An emergency hearing was held this morning to hear arguments stemming from a lawsuit filed against Minneapolis by former City Council President Paul Ostrow and former mayoral candidates Stephanie Woodrow and Dan Cohen regarding the five-block Downtown East development deal.
Ostrow, who is an assistant Anoka County Attorney, argued on behalf of the plaintiffs before Hennepin County Judge Mel Dickstein in a 90-minute court session. Ostrow asked for a temporary injunction that would put the development on hold until the lawsuit is decided, but Judge Dickstein indicated that the lawsuit would not be ripe for judgement until the City Council approves the project, which is expected to happen tomorrow.
City Attorney Susan Segal warned that the complex, $400 million deal - which includes two office buildings planned to house 5,000 Wells Fargo employees, a parking ramp and a two-block park - could fall apart if the lawsuit delays the deal past Dec. 27. After Dec. 27 the purchase agreement between the Star Tribune, which owns the five blocks slated to be redeveloped, and Ryan Cos., the developer of the project, expires.
No immediate information was available on when Dickstein might issue a ruling, but conversations with Segal and Ostrow indicate that it would likely come before Dec. 27.
As for the actual lawsuit, the plaintiffs' argument was based on two central claims.
First, the state stadium legislation capped Minneapolis' contribution at $150 million, which the city has earmarked entirely toward the stadium's construction. The stadium legislation also requires 2,000 parking spaces in a ramp within one block of the stadium, which is being met through the constuction of a parking ramp on one of the five blocks in the Downtown East development.
The city is issuing up to $65 million worth of bonds to pay for that parking ramp, and Ostrow said that additional city expenditure violates the $150 million cap set in the stadium legislation.
"All the city has to do is make sure that the stadium bill itself is enforced, and the Vikings will have to be responsible for the parking ramp," said Ostrow.
Deputy City Attorney Peter Ginder said that the Downtown East development deal and the Vikings stadium deal are two seperate entities which have some mutually beneficial elements, as is often the case when large developments are built near each other. The parking ramp will be needed for the Wells Fargo employees and it also happens to satisfy the stadium's legislative parking mandate.
"I urge the court not to conflate this development deal with the stadium deal," said Ginder. "This is a development deal that happens to abut the stadium."
There is also a provision in the stadium legislation that says "the city may make expenditures or grants for other costs incidental and necessary to further the purposes of this legislation," although Ginder and Ostrow disagreed on how to interpret that provision.

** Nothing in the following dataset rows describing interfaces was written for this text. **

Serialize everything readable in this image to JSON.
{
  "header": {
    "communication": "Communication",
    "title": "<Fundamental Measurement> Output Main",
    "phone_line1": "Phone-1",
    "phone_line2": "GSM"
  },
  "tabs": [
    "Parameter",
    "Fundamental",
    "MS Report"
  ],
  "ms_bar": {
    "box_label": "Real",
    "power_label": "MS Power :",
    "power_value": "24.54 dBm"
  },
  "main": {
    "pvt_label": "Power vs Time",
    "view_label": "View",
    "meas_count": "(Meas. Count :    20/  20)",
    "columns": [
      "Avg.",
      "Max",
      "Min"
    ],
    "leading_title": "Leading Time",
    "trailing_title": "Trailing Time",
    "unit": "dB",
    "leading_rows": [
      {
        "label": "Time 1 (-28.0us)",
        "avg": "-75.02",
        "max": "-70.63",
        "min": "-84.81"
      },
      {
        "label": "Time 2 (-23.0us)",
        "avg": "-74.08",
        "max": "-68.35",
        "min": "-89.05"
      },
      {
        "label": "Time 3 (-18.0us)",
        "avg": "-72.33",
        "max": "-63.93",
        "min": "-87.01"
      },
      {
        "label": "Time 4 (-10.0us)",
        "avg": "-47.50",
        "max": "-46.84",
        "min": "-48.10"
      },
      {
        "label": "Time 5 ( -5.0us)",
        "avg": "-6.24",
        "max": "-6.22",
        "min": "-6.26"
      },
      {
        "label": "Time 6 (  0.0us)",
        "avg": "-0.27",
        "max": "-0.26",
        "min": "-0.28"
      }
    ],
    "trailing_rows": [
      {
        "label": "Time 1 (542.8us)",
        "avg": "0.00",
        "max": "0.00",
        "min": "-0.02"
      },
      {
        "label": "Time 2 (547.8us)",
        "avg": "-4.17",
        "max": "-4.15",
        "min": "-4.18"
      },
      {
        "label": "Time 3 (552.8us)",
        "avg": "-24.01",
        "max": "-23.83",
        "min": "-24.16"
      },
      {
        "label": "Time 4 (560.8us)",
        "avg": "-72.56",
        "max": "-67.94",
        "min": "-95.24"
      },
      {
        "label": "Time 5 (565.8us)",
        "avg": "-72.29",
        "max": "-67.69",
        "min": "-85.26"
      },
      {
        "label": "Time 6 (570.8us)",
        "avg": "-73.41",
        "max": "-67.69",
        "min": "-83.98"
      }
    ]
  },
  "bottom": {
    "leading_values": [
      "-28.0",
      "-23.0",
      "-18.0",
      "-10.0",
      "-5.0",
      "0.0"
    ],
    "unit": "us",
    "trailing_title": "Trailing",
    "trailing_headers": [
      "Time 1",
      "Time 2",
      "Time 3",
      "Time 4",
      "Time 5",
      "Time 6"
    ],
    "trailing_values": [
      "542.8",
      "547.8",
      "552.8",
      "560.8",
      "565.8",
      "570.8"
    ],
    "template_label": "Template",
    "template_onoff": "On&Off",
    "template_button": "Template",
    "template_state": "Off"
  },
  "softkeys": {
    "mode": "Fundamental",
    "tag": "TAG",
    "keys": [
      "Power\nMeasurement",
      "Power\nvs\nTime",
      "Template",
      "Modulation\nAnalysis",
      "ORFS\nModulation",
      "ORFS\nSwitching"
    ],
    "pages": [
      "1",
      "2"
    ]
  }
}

The second major point had to do with the park in the Downtown East development. Currently the park is being developed under the direction of the City Council, and Ostrow argued that only the Park Board has the authority to develop parks under the City Charter. The Park Board has nothing in its comprehensive plan regarding a downtown park and has been minimally involved in early planning efforts.
Ginder countered with Gold Medal Park and Peavy Plaza as prior examples of the City Council developing and overseeing parks, and that the park may eventually be turned over to the Park Board someday.
The parties also argued over Minneapolis using its port authority powers to issue bonds for the project instead of having to go to the Board of Estimate and Taxation to borrow money, which is the usual procedure.